How Our Grandparents Did It
Guys, this is how our grandparents handled their money. They saved cash in envelopes for different purposes. A new roof in 20 years. A new car in 10 years. Christmas.
This is how people handled money before society went crazy with credit cards and started living way beyond their means.
What Were We Thinking?
Somehow people in their 20’s and 30’s think they are supposed to be living at a standard that their parents were living at in their 50’s and 60’s. It just ain’t so.
I’m not saying don’t think big. I love to think big. We just have to have patience and do it the right way. Ouch! It hurts me too sometimes, but I am much better at it that I used to be! And I feel like an adult being a good steward of what God gave us, rather than a child who has instant gratification problems.
In the end – we will have the freedom that comes with this kind of wisdom and we will have what Dave Ramsey calls “financial peace.” Peace in your heart. Not stress. Not fear. Not crisis-thinking.
The Borrower Is Servant To The Lender – Proverbs 22:7
We are doing this so we can be free. So we are not in bondage to someone or some institution. So we can really live. So we can really give.
And What If My Husband Doesn’t Like This Plan?
- First, pray that his heart will soften in this area and he will see that working together will benefit him too.
- Second, find the right time to discuss it with him. Anything you ever want to work out with him can be all about timing.

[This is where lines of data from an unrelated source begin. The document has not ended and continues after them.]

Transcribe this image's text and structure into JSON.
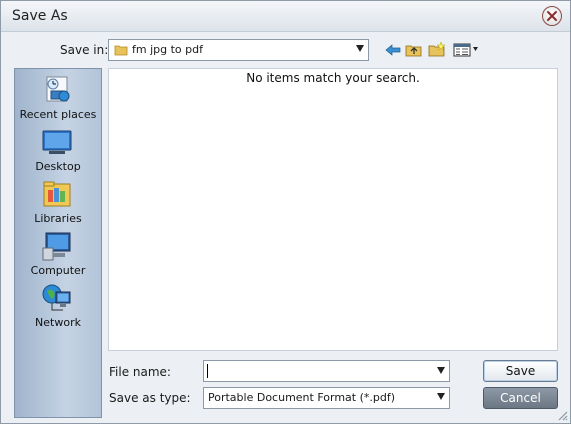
{
  "window": {
    "title": "Save As"
  },
  "save_in": {
    "label": "Save in:",
    "folder": "fm jpg to pdf"
  },
  "toolbar": {
    "icons": [
      "back-arrow-icon",
      "up-folder-icon",
      "new-folder-icon",
      "view-menu-icon"
    ]
  },
  "places": [
    {
      "label": "Recent places",
      "icon": "recent-places-icon"
    },
    {
      "label": "Desktop",
      "icon": "desktop-icon"
    },
    {
      "label": "Libraries",
      "icon": "libraries-icon"
    },
    {
      "label": "Computer",
      "icon": "computer-icon"
    },
    {
      "label": "Network",
      "icon": "network-icon"
    }
  ],
  "file_list": {
    "empty_message": "No items match your search."
  },
  "file_name": {
    "label": "File name:",
    "value": ""
  },
  "save_as_type": {
    "label": "Save as type:",
    "value": "Portable Document Format (*.pdf)"
  },
  "buttons": {
    "save": "Save",
    "cancel": "Cancel"
  },
  "colors": {
    "accent": "#3a6ea5",
    "cancel_bg": "#7a8692"
  }
}
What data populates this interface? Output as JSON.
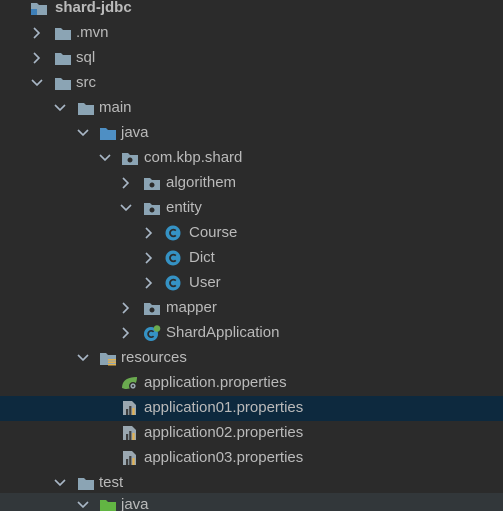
{
  "project_tree": {
    "root": {
      "label": "shard-jdbc"
    },
    "mvn": {
      "label": ".mvn"
    },
    "sql": {
      "label": "sql"
    },
    "src": {
      "label": "src"
    },
    "main": {
      "label": "main"
    },
    "java": {
      "label": "java"
    },
    "package": {
      "label": "com.kbp.shard"
    },
    "algorithem": {
      "label": "algorithem"
    },
    "entity": {
      "label": "entity"
    },
    "course": {
      "label": "Course"
    },
    "dict": {
      "label": "Dict"
    },
    "user": {
      "label": "User"
    },
    "mapper": {
      "label": "mapper"
    },
    "shard_application": {
      "label": "ShardApplication"
    },
    "resources": {
      "label": "resources"
    },
    "app_props": {
      "label": "application.properties"
    },
    "app_props01": {
      "label": "application01.properties"
    },
    "app_props02": {
      "label": "application02.properties"
    },
    "app_props03": {
      "label": "application03.properties"
    },
    "test": {
      "label": "test"
    },
    "test_java": {
      "label": "java"
    }
  },
  "colors": {
    "background": "#2b2b2b",
    "selected_row": "#0d293e",
    "text": "#bababa",
    "folder": "#8ba4b4",
    "source_folder": "#4e8fc4",
    "resources_folder_stripe": "#e0b152",
    "class_icon": "#3592c4",
    "spring_green": "#6aaa4f",
    "test_folder": "#62b543"
  },
  "icons": {
    "chevron_right": "chevron-right-icon",
    "chevron_down": "chevron-down-icon",
    "module": "module-icon",
    "folder": "folder-icon",
    "source_folder": "source-folder-icon",
    "package": "package-icon",
    "class": "class-icon",
    "spring_boot_class": "spring-boot-class-icon",
    "resources_folder": "resources-folder-icon",
    "spring_properties": "spring-properties-icon",
    "properties_file": "properties-file-icon",
    "test_source_folder": "test-source-folder-icon"
  }
}
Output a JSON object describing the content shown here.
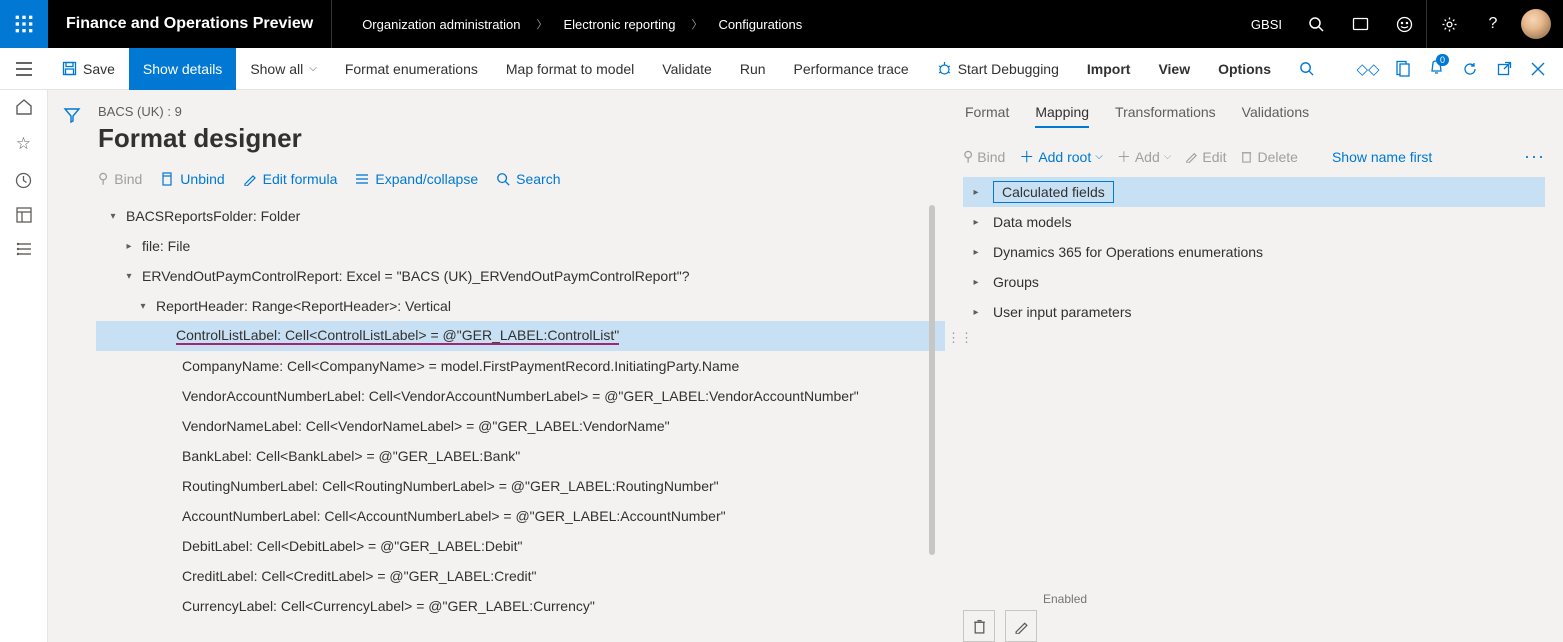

- Third, admit your failures in this area to him. Apologize. If you are sincere, eventually, if not right then, he will probably admit his failures too. Be the example of a godly woman to him.
- And fourth, be ok with a plan he comes up with. Be respectful to his ideas. And keep praying. It can evolve into something that works well for your family.
Very soon I’m going to do a post about what Dave Ramsey calls the “6 steps to Financial Peace.” I highly recommend that you find his class (lots of churches offer it) and take it as a couple.
God Bless You And Your Ability To Be Wise In Your Money Matters!
So glad you stopped by! My name is Allison and I’m a blogger in Small Town, Oklahoma. I love social media, (used to be a tv producer in LA before kids) finding chemical-free answers for everything in life, building businesses with my hubby of 22 years and loving on my 5 babes ages 8-20. I’m mostly into social media video, so find me on facebook, instagram and lately, snapchat!